By Beth Treffeisen
A packed Boston City Council Chamber played home to a hearing to discuss a Home Rule Petition on Monday, April 24, to discuss making a one-time exemption to the State laws that govern shadow on the Boston Common and the Public Garden for the developers behind the proposed 775-foot Winthrop Square tower.
The proposed legislation will amend two state laws that for 25 years have shielded the downtown historic parks from excessive building shadows, while at the same time allowing development to grow.
“We are emphasizing that we are not opposed to development because we have seen the positive impact that it has had,” said Liz Vizza, the executive director of Friends of the Public Garden. “But because of the height and the precedent that it sets for the two state laws we are opposed.”
The home rule petition titled, “An Act Protecting Sunlight and Promoting Economic Development in the City of Boston” was filed at the Wednesday, April 12 Boston City Council hearing.
The bill will exempt one developer, Millennium Partners, from the laws in order to construct a tower in Winthrop Square that is capable of casting a mile-long morning shadow from the financial district across the Common, Public Garden and some days all the way to the Commonwealth Avenue Mall.
The luxury condo tower would violate state shadow laws 264 days of the year on the Boston Common and 120 days on the Public Garden.
The Shadow Bank was set up in an existing state law to allow projects within the Midtown Cultural District to draw from a one acre bank for any new shadow cast on the Boston Common that is otherwise not in compliance with the law.
Under the home rule petition, the remainder of the shadow bank would be eliminated and any new slow moving, mid-day shadows to be cast on the Common from a future development would also be eliminated.
The proposal also includes two additional commitments: one will be to provide limits on new shadows on Copley Square Park cast from future structures built within the Stuart Street District and the second would require the Boston Planning and Development Agency (BPDA) to conduct a planning initiative for the Midtown Cultural District and the Financial District.
“We have major concerns that this proposal has with the both of the public parks.
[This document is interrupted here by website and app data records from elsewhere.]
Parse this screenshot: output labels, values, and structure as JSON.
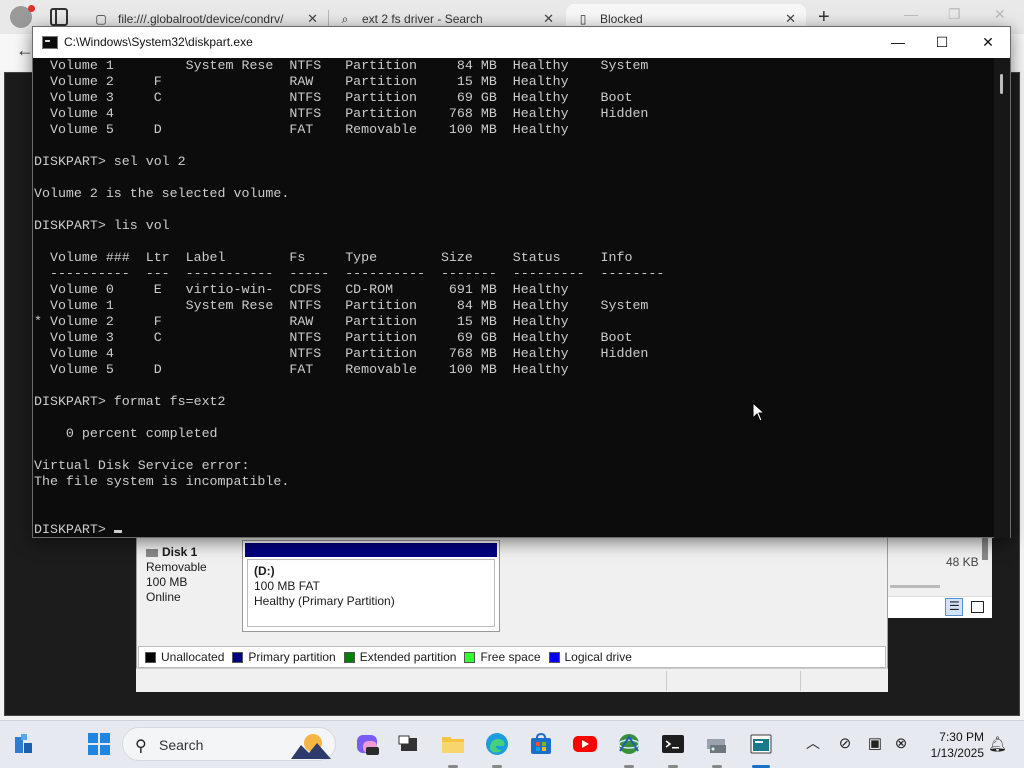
{
  "browser": {
    "tabs": [
      {
        "title": "file:///.globalroot/device/condrv/",
        "icon": "page-icon"
      },
      {
        "title": "ext 2 fs driver - Search",
        "icon": "search-icon"
      },
      {
        "title": "Blocked",
        "icon": "document-icon"
      }
    ],
    "new_tab_label": "+"
  },
  "console": {
    "title": "C:\\Windows\\System32\\diskpart.exe",
    "lines": [
      "  Volume 1         System Rese  NTFS   Partition     84 MB  Healthy    System",
      "  Volume 2     F                RAW    Partition     15 MB  Healthy",
      "  Volume 3     C                NTFS   Partition     69 GB  Healthy    Boot",
      "  Volume 4                      NTFS   Partition    768 MB  Healthy    Hidden",
      "  Volume 5     D                FAT    Removable    100 MB  Healthy",
      "",
      "DISKPART> sel vol 2",
      "",
      "Volume 2 is the selected volume.",
      "",
      "DISKPART> lis vol",
      "",
      "  Volume ###  Ltr  Label        Fs     Type        Size     Status     Info",
      "  ----------  ---  -----------  -----  ----------  -------  ---------  --------",
      "  Volume 0     E   virtio-win-  CDFS   CD-ROM       691 MB  Healthy",
      "  Volume 1         System Rese  NTFS   Partition     84 MB  Healthy    System",
      "* Volume 2     F                RAW    Partition     15 MB  Healthy",
      "  Volume 3     C                NTFS   Partition     69 GB  Healthy    Boot",
      "  Volume 4                      NTFS   Partition    768 MB  Healthy    Hidden",
      "  Volume 5     D                FAT    Removable    100 MB  Healthy",
      "",
      "DISKPART> format fs=ext2",
      "",
      "    0 percent completed",
      "",
      "Virtual Disk Service error:",
      "The file system is incompatible.",
      "",
      ""
    ],
    "prompt": "DISKPART> "
  },
  "disk_management": {
    "disk_name": "Disk 1",
    "disk_type": "Removable",
    "disk_size": "100 MB",
    "disk_status": "Online",
    "partition_name": "(D:)",
    "partition_info": "100 MB FAT",
    "partition_status": "Healthy (Primary Partition)",
    "size_column_value": "48 KB",
    "legend": [
      {
        "label": "Unallocated",
        "color": "#000000"
      },
      {
        "label": "Primary partition",
        "color": "#00007e"
      },
      {
        "label": "Extended partition",
        "color": "#008000"
      },
      {
        "label": "Free space",
        "color": "#33ff33"
      },
      {
        "label": "Logical drive",
        "color": "#0000ff"
      }
    ]
  },
  "taskbar": {
    "search_placeholder": "Search",
    "time": "7:30 PM",
    "date": "1/13/2025"
  }
}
This one-off exemption is not a good idea,” said Vikki Smith, the president of the Neighborhood Association of the Back Bay (NABB). “We would like to see broader discussion for development of the downtown area.”
After this hearing, the matter will be brought before the Boston City Council for a vote. The next City Council hearing will be held this Wednesday, April 26 at 12:00 p.m. at which time, Council could vote on the Home Role Petition.
If the City Council the bill will still need approval from the state legislature and signed by Governor Charlie Baker.
“It’s a pig in a poke,” said Martyn Roetter of NABB. “We don’t know what the value will be and we don’t know how the shadows will negatively impact the parks.”